As to who pays: Airports already charge various fees to the airlines, some of them embedded in air carriers' costs and others detailed in the ticket prices. For airlines unwilling to accommodate an airport COVID-19 screening surcharge, the screening station could provide passengers with point-of-sale credit card processing. Those with tickets showing that they have either prepaid their screening fee or who produce a vaccine certificate (either paper or digital) can move to the head of the line, and savvy passengers will quickly adapt.

Private-sector technology can be leveraged: The existing nationwide airport CLEAR system could help cut wait times. With its new vaccine data ecosystem for states and localities, Salesforce looks to have already built a digital cloud backbone, expandable to include a secure vaccination registry that airport checkpoints could access. And Israeli and British companies recently unveiled almost instant airport tests that could be game-changers.

Wherever the rapid tests come from, an obvious hurdle is securing enough of them. Despite White House ballyhoo and the increasing availability of rapid tests, the federal deployment has been plagued with the all-too-familiar confusion and lack of planning, so it may come to the governors to band together to ensure supplies. With states in the Northeast restricting arrivals from hot zones, they would be the natural leaders for such a collaborative effort.

There are operational hurdles to clear, and they are not trivial: Tickets must be refundable for passengers who are bounced from their flights because they test positive, and their pre-checked luggage retrieval could be messy. Screening stations require space.
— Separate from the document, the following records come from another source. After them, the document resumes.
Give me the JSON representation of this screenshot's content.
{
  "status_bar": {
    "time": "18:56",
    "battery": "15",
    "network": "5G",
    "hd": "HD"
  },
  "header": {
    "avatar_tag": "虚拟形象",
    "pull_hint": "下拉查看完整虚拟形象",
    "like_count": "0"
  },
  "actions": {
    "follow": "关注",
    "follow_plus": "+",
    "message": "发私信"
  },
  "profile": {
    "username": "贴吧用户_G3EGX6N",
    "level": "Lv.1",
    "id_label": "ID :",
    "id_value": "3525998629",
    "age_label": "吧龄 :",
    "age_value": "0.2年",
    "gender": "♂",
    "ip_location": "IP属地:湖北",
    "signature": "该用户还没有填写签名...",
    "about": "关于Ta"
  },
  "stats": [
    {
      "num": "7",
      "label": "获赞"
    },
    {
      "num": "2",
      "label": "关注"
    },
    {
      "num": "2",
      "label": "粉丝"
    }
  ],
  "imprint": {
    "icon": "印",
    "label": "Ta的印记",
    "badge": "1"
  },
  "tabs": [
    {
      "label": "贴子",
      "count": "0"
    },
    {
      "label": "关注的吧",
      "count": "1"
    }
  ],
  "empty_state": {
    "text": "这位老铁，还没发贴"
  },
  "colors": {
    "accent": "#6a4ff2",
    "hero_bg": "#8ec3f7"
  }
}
But with a couple months or so of lead time to prepare temporary facilities, the airports should be able to process flyers whose tickets were purchased prior to the new screening policies. So, realistically, we're likely looking at sometime in March for universal airport COVID-19 screening to begin, unless Congress underwrites an earlier start. But travel bookings should pick up quickly once word gets out and Americans learn to trust the airport bubble network.

The key obstacles aren't operational, however; they're political. Now that the Oval Office has endured a personal taste of the virus, maybe President Trump and his advisers and appointees will replace numbing smooth talk with decisive, concrete action. Meanwhile, nothing should stop Joe Biden's campaign from announcing now that in his first week in office he'll step up and fill the airport testing vacuum through decisive federal and public-private action.

Yet for now, such solutions reside in a parallel universe. Airlines have relied on stopgap federal aid to buy time and cover payroll, but that does nothing to stimulate demand. Absent White House leadership, the air travel industry and local economies will be far better served if airports collectively work immediately from the bottom up rather than the top down. In fact, this initiative would give Congress and taxpayers more confidence that federal aid to the industry isn't just more good money pouring after bad. Ideally, the lame-duck Congress could approve bipartisan funding for three months of free mandatory airport COVID-19 screening starting as early as January, which would prime the pump and rapidly promote confidence.

The North American airports association and the talented public-sector professionals at the airport executives' association can take the lead. With their skilled leadership on point, it's hard to imagine that there won't be politicians who rush to wangle themselves into the solution. Legions of local travel-dependent businesses, airline employees and Americans weary of cabin fever will cheer them on.


Governing's opinion columns reflect the views of their authors and not necessarily those of Governing's editors or management.